----- Records for the task
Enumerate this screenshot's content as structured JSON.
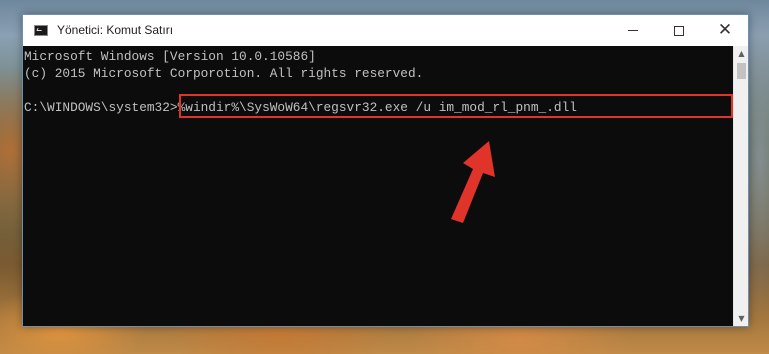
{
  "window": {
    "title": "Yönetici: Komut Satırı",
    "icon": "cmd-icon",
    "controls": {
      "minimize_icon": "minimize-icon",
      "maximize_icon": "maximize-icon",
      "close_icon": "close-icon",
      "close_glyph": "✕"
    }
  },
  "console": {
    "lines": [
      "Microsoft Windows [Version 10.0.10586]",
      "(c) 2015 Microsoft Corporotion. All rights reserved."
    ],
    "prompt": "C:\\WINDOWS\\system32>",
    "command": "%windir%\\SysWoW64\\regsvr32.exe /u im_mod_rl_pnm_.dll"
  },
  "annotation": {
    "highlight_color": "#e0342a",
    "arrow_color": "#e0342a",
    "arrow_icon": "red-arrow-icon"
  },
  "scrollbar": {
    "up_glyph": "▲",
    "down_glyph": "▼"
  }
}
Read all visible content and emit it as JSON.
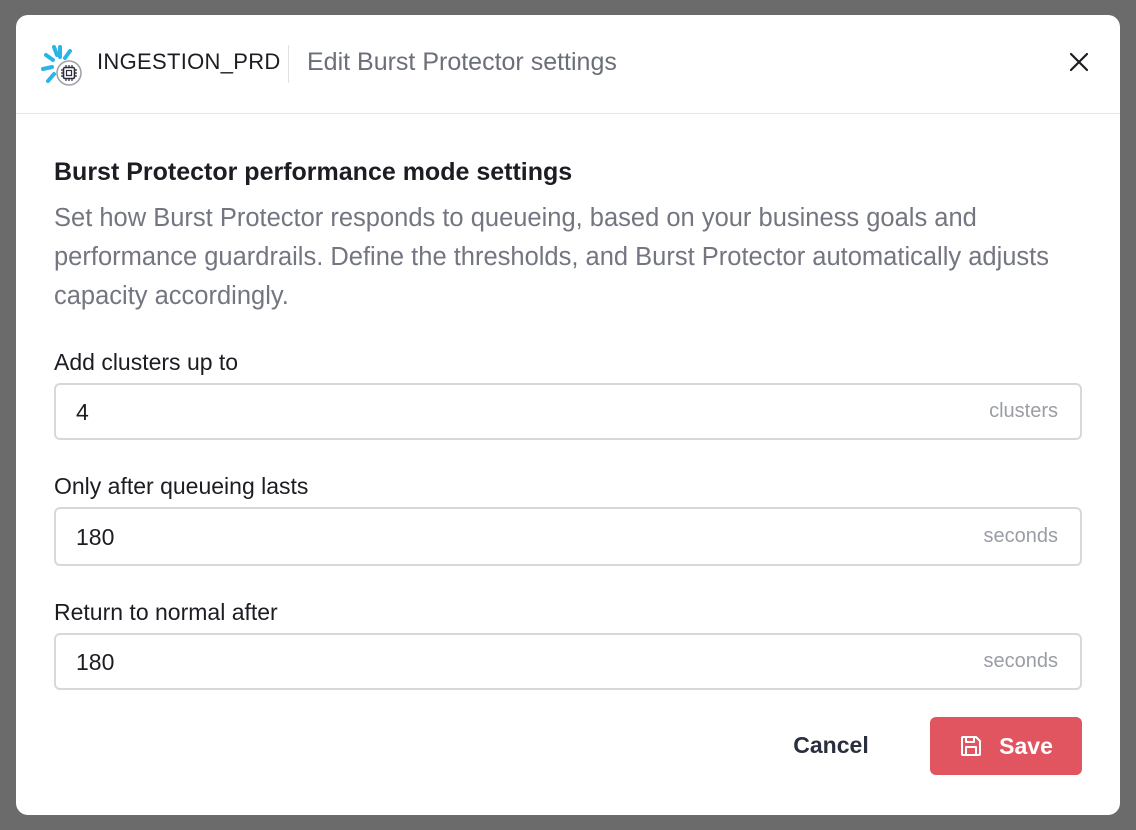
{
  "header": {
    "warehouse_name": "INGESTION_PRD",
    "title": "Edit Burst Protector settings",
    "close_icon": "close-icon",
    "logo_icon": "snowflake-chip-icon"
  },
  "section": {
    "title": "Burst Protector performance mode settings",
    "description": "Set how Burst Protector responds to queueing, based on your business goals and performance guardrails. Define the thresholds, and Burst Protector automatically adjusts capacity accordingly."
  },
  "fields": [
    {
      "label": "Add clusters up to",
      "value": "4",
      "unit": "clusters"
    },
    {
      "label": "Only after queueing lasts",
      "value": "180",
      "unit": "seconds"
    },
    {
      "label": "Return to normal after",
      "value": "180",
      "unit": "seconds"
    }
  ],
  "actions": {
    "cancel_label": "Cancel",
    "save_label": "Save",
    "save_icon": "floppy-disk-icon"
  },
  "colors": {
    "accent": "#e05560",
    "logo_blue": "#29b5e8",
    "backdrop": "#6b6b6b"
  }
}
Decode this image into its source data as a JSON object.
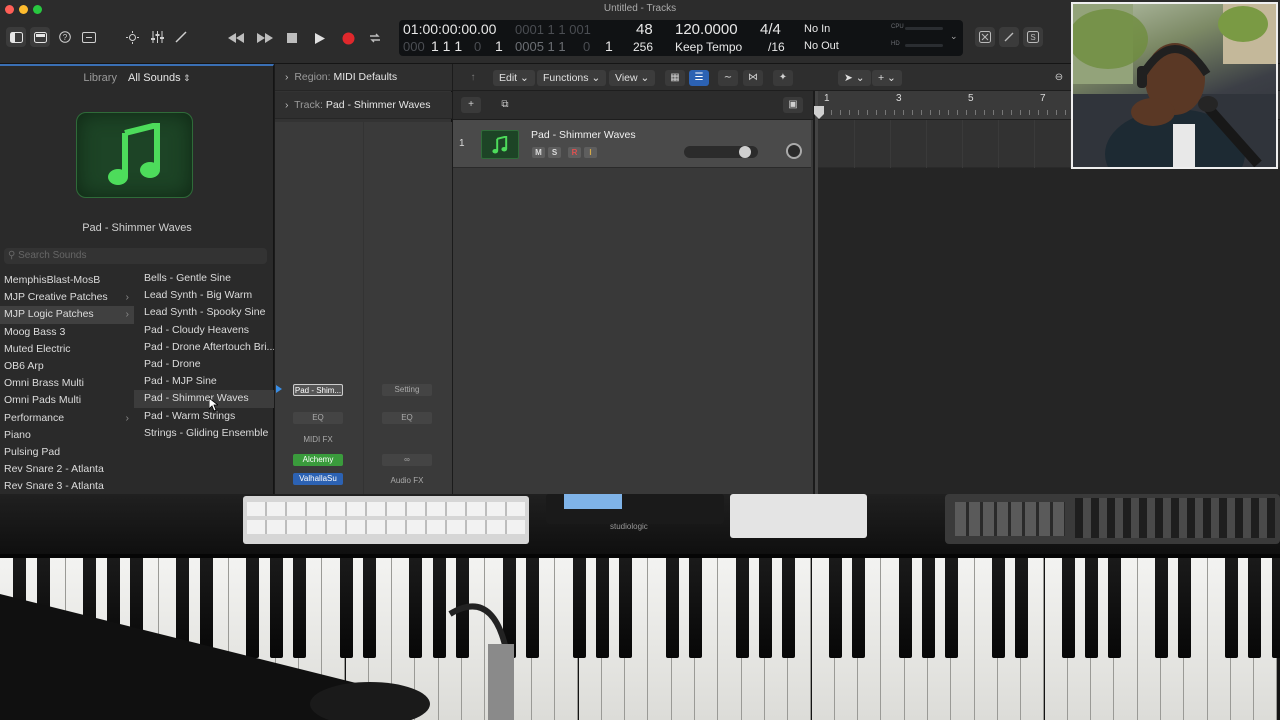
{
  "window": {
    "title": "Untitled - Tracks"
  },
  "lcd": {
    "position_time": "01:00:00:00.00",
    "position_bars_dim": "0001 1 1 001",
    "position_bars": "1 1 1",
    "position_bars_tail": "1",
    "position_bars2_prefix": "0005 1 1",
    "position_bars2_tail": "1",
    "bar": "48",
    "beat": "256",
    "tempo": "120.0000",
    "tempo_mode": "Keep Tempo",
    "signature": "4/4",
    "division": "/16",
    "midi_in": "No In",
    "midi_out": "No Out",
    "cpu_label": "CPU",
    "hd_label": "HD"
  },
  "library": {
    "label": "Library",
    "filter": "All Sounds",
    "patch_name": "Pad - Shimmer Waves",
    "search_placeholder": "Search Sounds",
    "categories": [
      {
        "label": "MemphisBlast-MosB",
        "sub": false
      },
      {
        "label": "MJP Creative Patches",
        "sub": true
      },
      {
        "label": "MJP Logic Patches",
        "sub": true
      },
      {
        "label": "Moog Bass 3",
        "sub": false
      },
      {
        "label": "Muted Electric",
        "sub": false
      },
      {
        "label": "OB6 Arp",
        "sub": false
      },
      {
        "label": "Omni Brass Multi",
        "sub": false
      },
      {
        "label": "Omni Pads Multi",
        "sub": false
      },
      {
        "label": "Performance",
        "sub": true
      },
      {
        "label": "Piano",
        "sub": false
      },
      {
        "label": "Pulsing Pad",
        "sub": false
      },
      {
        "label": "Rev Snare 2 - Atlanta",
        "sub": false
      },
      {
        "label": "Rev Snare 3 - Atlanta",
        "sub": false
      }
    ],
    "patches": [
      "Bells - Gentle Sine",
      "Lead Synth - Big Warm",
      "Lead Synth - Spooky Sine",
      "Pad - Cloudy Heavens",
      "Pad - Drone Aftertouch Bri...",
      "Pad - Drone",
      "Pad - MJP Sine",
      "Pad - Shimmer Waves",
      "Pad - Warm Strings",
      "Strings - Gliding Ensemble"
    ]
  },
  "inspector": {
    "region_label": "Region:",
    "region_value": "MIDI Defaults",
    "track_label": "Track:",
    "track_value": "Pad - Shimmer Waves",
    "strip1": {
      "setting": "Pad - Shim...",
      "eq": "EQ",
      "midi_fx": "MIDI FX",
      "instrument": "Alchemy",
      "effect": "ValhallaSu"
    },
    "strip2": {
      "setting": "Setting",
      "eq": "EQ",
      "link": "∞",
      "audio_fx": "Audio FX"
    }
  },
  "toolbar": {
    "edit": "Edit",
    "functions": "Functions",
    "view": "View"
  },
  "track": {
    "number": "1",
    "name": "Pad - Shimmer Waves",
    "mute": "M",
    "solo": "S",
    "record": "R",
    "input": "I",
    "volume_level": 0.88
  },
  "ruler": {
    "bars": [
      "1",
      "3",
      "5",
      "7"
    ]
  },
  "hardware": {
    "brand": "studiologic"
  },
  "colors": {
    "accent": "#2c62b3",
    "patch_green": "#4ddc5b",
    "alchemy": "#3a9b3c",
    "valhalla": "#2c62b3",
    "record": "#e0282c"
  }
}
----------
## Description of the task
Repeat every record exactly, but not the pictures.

## Output for this exercise
Enumerate this screenshot's content as structured JSON.
{
  "window": {
    "title": "Yönetici: Komut Satırı",
    "icon": "cmd-icon",
    "controls": {
      "minimize_icon": "minimize-icon",
      "maximize_icon": "maximize-icon",
      "close_icon": "close-icon",
      "close_glyph": "✕"
    }
  },
  "console": {
    "lines": [
      "Microsoft Windows [Version 10.0.10586]",
      "(c) 2015 Microsoft Corporotion. All rights reserved."
    ],
    "prompt": "C:\\WINDOWS\\system32>",
    "command": "%windir%\\SysWoW64\\regsvr32.exe /u im_mod_rl_pnm_.dll"
  },
  "annotation": {
    "highlight_color": "#e0342a",
    "arrow_color": "#e0342a",
    "arrow_icon": "red-arrow-icon"
  },
  "scrollbar": {
    "up_glyph": "▲",
    "down_glyph": "▼"
  }
}
Read all visible content and emit it as JSON.
{
  "header": {
    "warehouse_name": "INGESTION_PRD",
    "title": "Edit Burst Protector settings",
    "close_icon": "close-icon",
    "logo_icon": "snowflake-chip-icon"
  },
  "section": {
    "title": "Burst Protector performance mode settings",
    "description": "Set how Burst Protector responds to queueing, based on your business goals and performance guardrails. Define the thresholds, and Burst Protector automatically adjusts capacity accordingly."
  },
  "fields": [
    {
      "label": "Add clusters up to",
      "value": "4",
      "unit": "clusters"
    },
    {
      "label": "Only after queueing lasts",
      "value": "180",
      "unit": "seconds"
    },
    {
      "label": "Return to normal after",
      "value": "180",
      "unit": "seconds"
    }
  ],
  "actions": {
    "cancel_label": "Cancel",
    "save_label": "Save",
    "save_icon": "floppy-disk-icon"
  },
  "colors": {
    "accent": "#e05560",
    "logo_blue": "#29b5e8",
    "backdrop": "#6b6b6b"
  }
}
Decode this image into its source data as a JSON object.
{
  "window": {
    "title": "Untitled - Tracks"
  },
  "lcd": {
    "position_time": "01:00:00:00.00",
    "position_bars_dim": "0001 1 1 001",
    "position_bars": "1 1 1",
    "position_bars_tail": "1",
    "position_bars2_prefix": "0005 1 1",
    "position_bars2_tail": "1",
    "bar": "48",
    "beat": "256",
    "tempo": "120.0000",
    "tempo_mode": "Keep Tempo",
    "signature": "4/4",
    "division": "/16",
    "midi_in": "No In",
    "midi_out": "No Out",
    "cpu_label": "CPU",
    "hd_label": "HD"
  },
  "library": {
    "label": "Library",
    "filter": "All Sounds",
    "patch_name": "Pad - Shimmer Waves",
    "search_placeholder": "Search Sounds",
    "categories": [
      {
        "label": "MemphisBlast-MosB",
        "sub": false
      },
      {
        "label": "MJP Creative Patches",
        "sub": true
      },
      {
        "label": "MJP Logic Patches",
        "sub": true
      },
      {
        "label": "Moog Bass 3",
        "sub": false
      },
      {
        "label": "Muted Electric",
        "sub": false
      },
      {
        "label": "OB6 Arp",
        "sub": false
      },
      {
        "label": "Omni Brass Multi",
        "sub": false
      },
      {
        "label": "Omni Pads Multi",
        "sub": false
      },
      {
        "label": "Performance",
        "sub": true
      },
      {
        "label": "Piano",
        "sub": false
      },
      {
        "label": "Pulsing Pad",
        "sub": false
      },
      {
        "label": "Rev Snare 2 - Atlanta",
        "sub": false
      },
      {
        "label": "Rev Snare 3 - Atlanta",
        "sub": false
      }
    ],
    "patches": [
      "Bells - Gentle Sine",
      "Lead Synth - Big Warm",
      "Lead Synth - Spooky Sine",
      "Pad - Cloudy Heavens",
      "Pad - Drone Aftertouch Bri...",
      "Pad - Drone",
      "Pad - MJP Sine",
      "Pad - Shimmer Waves",
      "Pad - Warm Strings",
      "Strings - Gliding Ensemble"
    ]
  },
  "inspector": {
    "region_label": "Region:",
    "region_value": "MIDI Defaults",
    "track_label": "Track:",
    "track_value": "Pad - Shimmer Waves",
    "strip1": {
      "setting": "Pad - Shim...",
      "eq": "EQ",
      "midi_fx": "MIDI FX",
      "instrument": "Alchemy",
      "effect": "ValhallaSu"
    },
    "strip2": {
      "setting": "Setting",
      "eq": "EQ",
      "link": "∞",
      "audio_fx": "Audio FX"
    }
  },
  "toolbar": {
    "edit": "Edit",
    "functions": "Functions",
    "view": "View"
  },
  "track": {
    "number": "1",
    "name": "Pad - Shimmer Waves",
    "mute": "M",
    "solo": "S",
    "record": "R",
    "input": "I",
    "volume_level": 0.88
  },
  "ruler": {
    "bars": [
      "1",
      "3",
      "5",
      "7"
    ]
  },
  "hardware": {
    "brand": "studiologic"
  },
  "colors": {
    "accent": "#2c62b3",
    "patch_green": "#4ddc5b",
    "alchemy": "#3a9b3c",
    "valhalla": "#2c62b3",
    "record": "#e0282c"
  }
}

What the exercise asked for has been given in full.